EXERCISE AIM ▸ Among the entries below, find each line with "user" and show it.
##########
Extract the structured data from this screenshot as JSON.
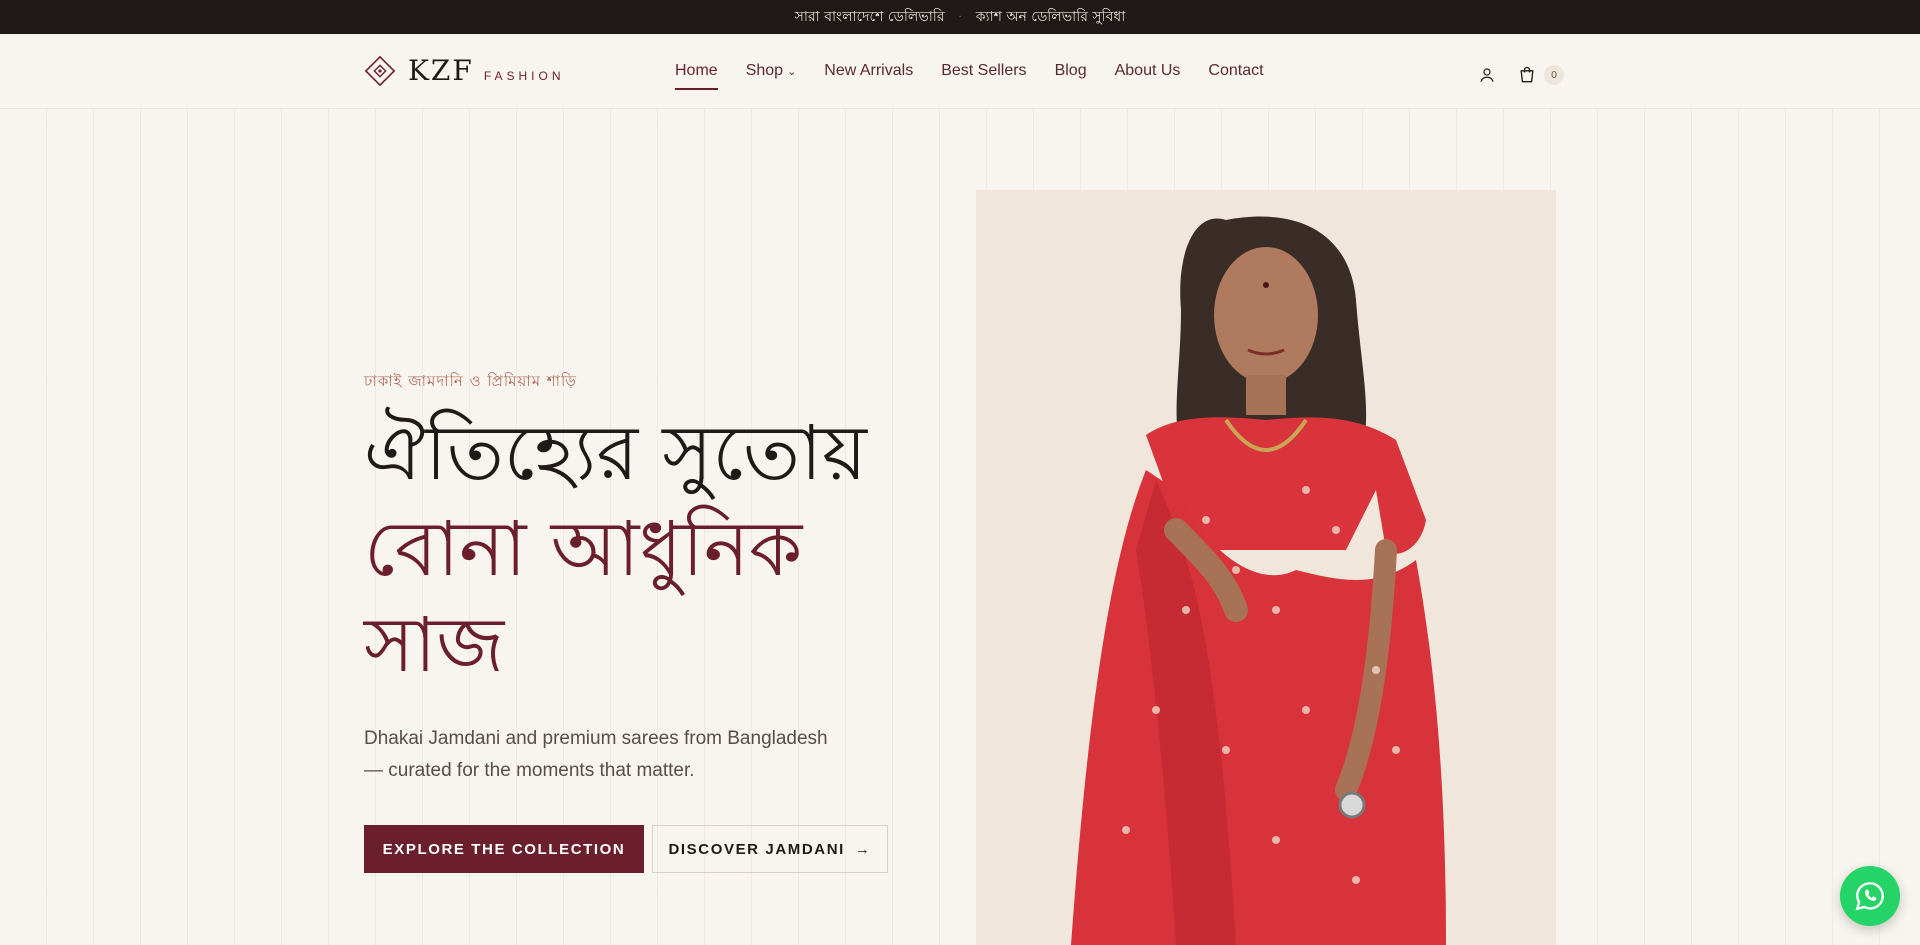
{
  "topbar": {
    "message_1": "সারা বাংলাদেশে ডেলিভারি",
    "separator": "·",
    "message_2": "ক্যাশ অন ডেলিভারি সুবিধা"
  },
  "brand": {
    "name": "KZF",
    "sub": "FASHION",
    "accent_color": "#6b1e2b"
  },
  "nav": {
    "items": [
      {
        "label": "Home",
        "active": true
      },
      {
        "label": "Shop",
        "has_dropdown": true
      },
      {
        "label": "New Arrivals"
      },
      {
        "label": "Best Sellers"
      },
      {
        "label": "Blog"
      },
      {
        "label": "About Us"
      },
      {
        "label": "Contact"
      }
    ]
  },
  "header_icons": {
    "account_icon": "user-icon",
    "cart_icon": "shopping-bag-icon",
    "cart_count": "0"
  },
  "hero": {
    "eyebrow": "ঢাকাই জামদানি ও প্রিমিয়াম শাড়ি",
    "headline_line1": "ঐতিহ্যের সুতোয়",
    "headline_line2": "বোনা আধুনিক সাজ",
    "lead": "Dhakai Jamdani and premium sarees from Bangladesh — curated for the moments that matter.",
    "cta_primary": "EXPLORE THE COLLECTION",
    "cta_secondary": "DISCOVER JAMDANI",
    "cta_secondary_icon": "arrow-right-icon"
  },
  "floating": {
    "whatsapp_icon": "whatsapp-icon"
  }
}
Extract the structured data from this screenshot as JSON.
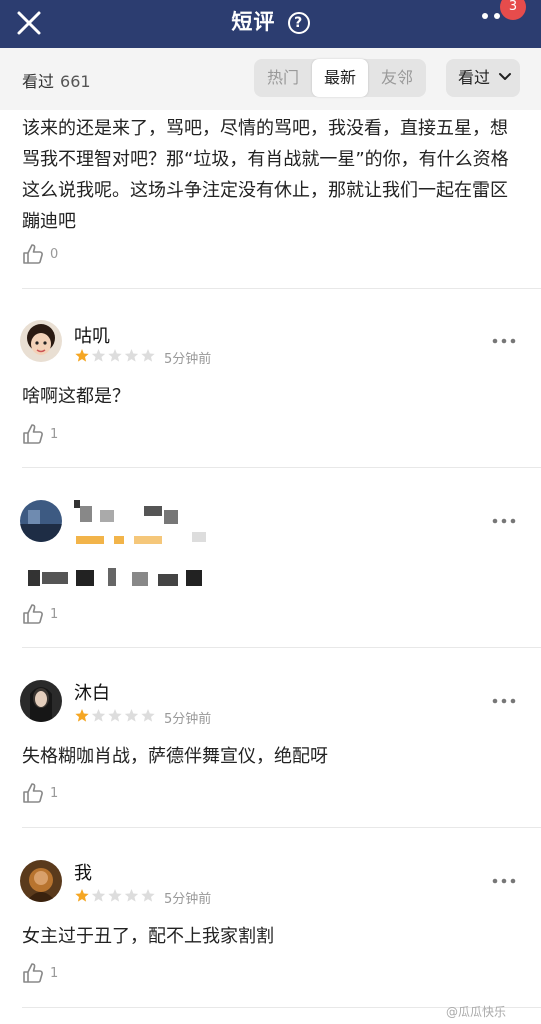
{
  "header": {
    "title": "短评",
    "help_icon": "question-circle-icon",
    "notification_count": "3"
  },
  "filter": {
    "seen_label": "看过",
    "seen_count": "661",
    "tabs": [
      {
        "label": "热门",
        "active": false
      },
      {
        "label": "最新",
        "active": true
      },
      {
        "label": "友邻",
        "active": false
      }
    ],
    "dropdown_label": "看过"
  },
  "reviews": [
    {
      "text": "该来的还是来了，骂吧，尽情的骂吧，我没看，直接五星，想骂我不理智对吧？那“垃圾，有肖战就一星”的你，有什么资格这么说我呢。这场斗争注定没有休止，那就让我们一起在雷区蹦迪吧",
      "likes": "0"
    },
    {
      "user": "咕叽",
      "rating": 1,
      "time": "5分钟前",
      "text": "啥啊这都是？",
      "likes": "1"
    },
    {
      "user": "",
      "rating": 1,
      "time": "",
      "text": "",
      "likes": "1"
    },
    {
      "user": "沐白",
      "rating": 1,
      "time": "5分钟前",
      "text": "失格糊咖肖战，萨德伴舞宣仪，绝配呀",
      "likes": "1"
    },
    {
      "user": "我",
      "rating": 1,
      "time": "5分钟前",
      "text": "女主过于丑了，配不上我家割割",
      "likes": "1"
    }
  ],
  "colors": {
    "header_bg": "#2c3d70",
    "star_active": "#f5a623",
    "star_inactive": "#dddddd",
    "badge": "#e64c4c"
  },
  "watermark": "@瓜瓜快乐"
}
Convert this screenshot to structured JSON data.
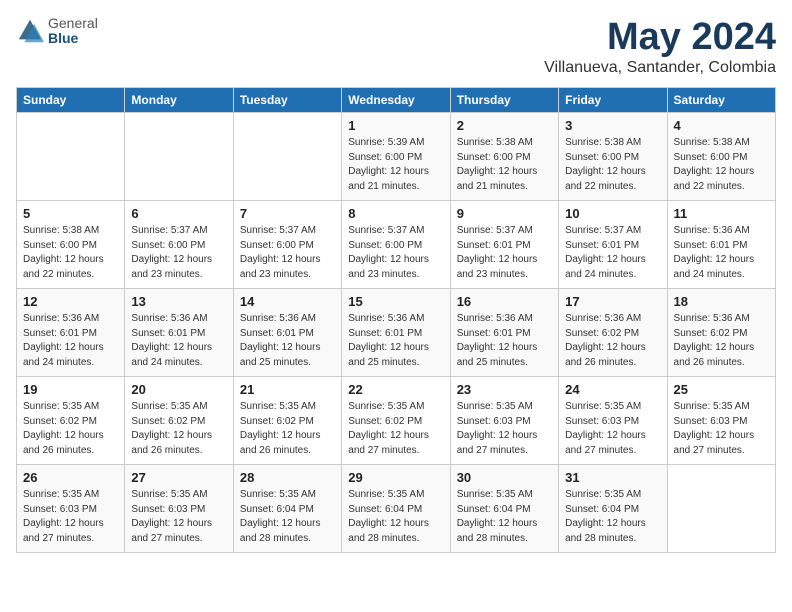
{
  "header": {
    "logo": {
      "general": "General",
      "blue": "Blue"
    },
    "title": "May 2024",
    "location": "Villanueva, Santander, Colombia"
  },
  "weekdays": [
    "Sunday",
    "Monday",
    "Tuesday",
    "Wednesday",
    "Thursday",
    "Friday",
    "Saturday"
  ],
  "weeks": [
    [
      {
        "day": "",
        "info": ""
      },
      {
        "day": "",
        "info": ""
      },
      {
        "day": "",
        "info": ""
      },
      {
        "day": "1",
        "info": "Sunrise: 5:39 AM\nSunset: 6:00 PM\nDaylight: 12 hours\nand 21 minutes."
      },
      {
        "day": "2",
        "info": "Sunrise: 5:38 AM\nSunset: 6:00 PM\nDaylight: 12 hours\nand 21 minutes."
      },
      {
        "day": "3",
        "info": "Sunrise: 5:38 AM\nSunset: 6:00 PM\nDaylight: 12 hours\nand 22 minutes."
      },
      {
        "day": "4",
        "info": "Sunrise: 5:38 AM\nSunset: 6:00 PM\nDaylight: 12 hours\nand 22 minutes."
      }
    ],
    [
      {
        "day": "5",
        "info": "Sunrise: 5:38 AM\nSunset: 6:00 PM\nDaylight: 12 hours\nand 22 minutes."
      },
      {
        "day": "6",
        "info": "Sunrise: 5:37 AM\nSunset: 6:00 PM\nDaylight: 12 hours\nand 23 minutes."
      },
      {
        "day": "7",
        "info": "Sunrise: 5:37 AM\nSunset: 6:00 PM\nDaylight: 12 hours\nand 23 minutes."
      },
      {
        "day": "8",
        "info": "Sunrise: 5:37 AM\nSunset: 6:00 PM\nDaylight: 12 hours\nand 23 minutes."
      },
      {
        "day": "9",
        "info": "Sunrise: 5:37 AM\nSunset: 6:01 PM\nDaylight: 12 hours\nand 23 minutes."
      },
      {
        "day": "10",
        "info": "Sunrise: 5:37 AM\nSunset: 6:01 PM\nDaylight: 12 hours\nand 24 minutes."
      },
      {
        "day": "11",
        "info": "Sunrise: 5:36 AM\nSunset: 6:01 PM\nDaylight: 12 hours\nand 24 minutes."
      }
    ],
    [
      {
        "day": "12",
        "info": "Sunrise: 5:36 AM\nSunset: 6:01 PM\nDaylight: 12 hours\nand 24 minutes."
      },
      {
        "day": "13",
        "info": "Sunrise: 5:36 AM\nSunset: 6:01 PM\nDaylight: 12 hours\nand 24 minutes."
      },
      {
        "day": "14",
        "info": "Sunrise: 5:36 AM\nSunset: 6:01 PM\nDaylight: 12 hours\nand 25 minutes."
      },
      {
        "day": "15",
        "info": "Sunrise: 5:36 AM\nSunset: 6:01 PM\nDaylight: 12 hours\nand 25 minutes."
      },
      {
        "day": "16",
        "info": "Sunrise: 5:36 AM\nSunset: 6:01 PM\nDaylight: 12 hours\nand 25 minutes."
      },
      {
        "day": "17",
        "info": "Sunrise: 5:36 AM\nSunset: 6:02 PM\nDaylight: 12 hours\nand 26 minutes."
      },
      {
        "day": "18",
        "info": "Sunrise: 5:36 AM\nSunset: 6:02 PM\nDaylight: 12 hours\nand 26 minutes."
      }
    ],
    [
      {
        "day": "19",
        "info": "Sunrise: 5:35 AM\nSunset: 6:02 PM\nDaylight: 12 hours\nand 26 minutes."
      },
      {
        "day": "20",
        "info": "Sunrise: 5:35 AM\nSunset: 6:02 PM\nDaylight: 12 hours\nand 26 minutes."
      },
      {
        "day": "21",
        "info": "Sunrise: 5:35 AM\nSunset: 6:02 PM\nDaylight: 12 hours\nand 26 minutes."
      },
      {
        "day": "22",
        "info": "Sunrise: 5:35 AM\nSunset: 6:02 PM\nDaylight: 12 hours\nand 27 minutes."
      },
      {
        "day": "23",
        "info": "Sunrise: 5:35 AM\nSunset: 6:03 PM\nDaylight: 12 hours\nand 27 minutes."
      },
      {
        "day": "24",
        "info": "Sunrise: 5:35 AM\nSunset: 6:03 PM\nDaylight: 12 hours\nand 27 minutes."
      },
      {
        "day": "25",
        "info": "Sunrise: 5:35 AM\nSunset: 6:03 PM\nDaylight: 12 hours\nand 27 minutes."
      }
    ],
    [
      {
        "day": "26",
        "info": "Sunrise: 5:35 AM\nSunset: 6:03 PM\nDaylight: 12 hours\nand 27 minutes."
      },
      {
        "day": "27",
        "info": "Sunrise: 5:35 AM\nSunset: 6:03 PM\nDaylight: 12 hours\nand 27 minutes."
      },
      {
        "day": "28",
        "info": "Sunrise: 5:35 AM\nSunset: 6:04 PM\nDaylight: 12 hours\nand 28 minutes."
      },
      {
        "day": "29",
        "info": "Sunrise: 5:35 AM\nSunset: 6:04 PM\nDaylight: 12 hours\nand 28 minutes."
      },
      {
        "day": "30",
        "info": "Sunrise: 5:35 AM\nSunset: 6:04 PM\nDaylight: 12 hours\nand 28 minutes."
      },
      {
        "day": "31",
        "info": "Sunrise: 5:35 AM\nSunset: 6:04 PM\nDaylight: 12 hours\nand 28 minutes."
      },
      {
        "day": "",
        "info": ""
      }
    ]
  ]
}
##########
PROBLEM SOLUTION ▸
    "account_icon": "user-icon",
      "user": "咕叽",
      "user": "",
      "user": "沐白",
      "user": "我",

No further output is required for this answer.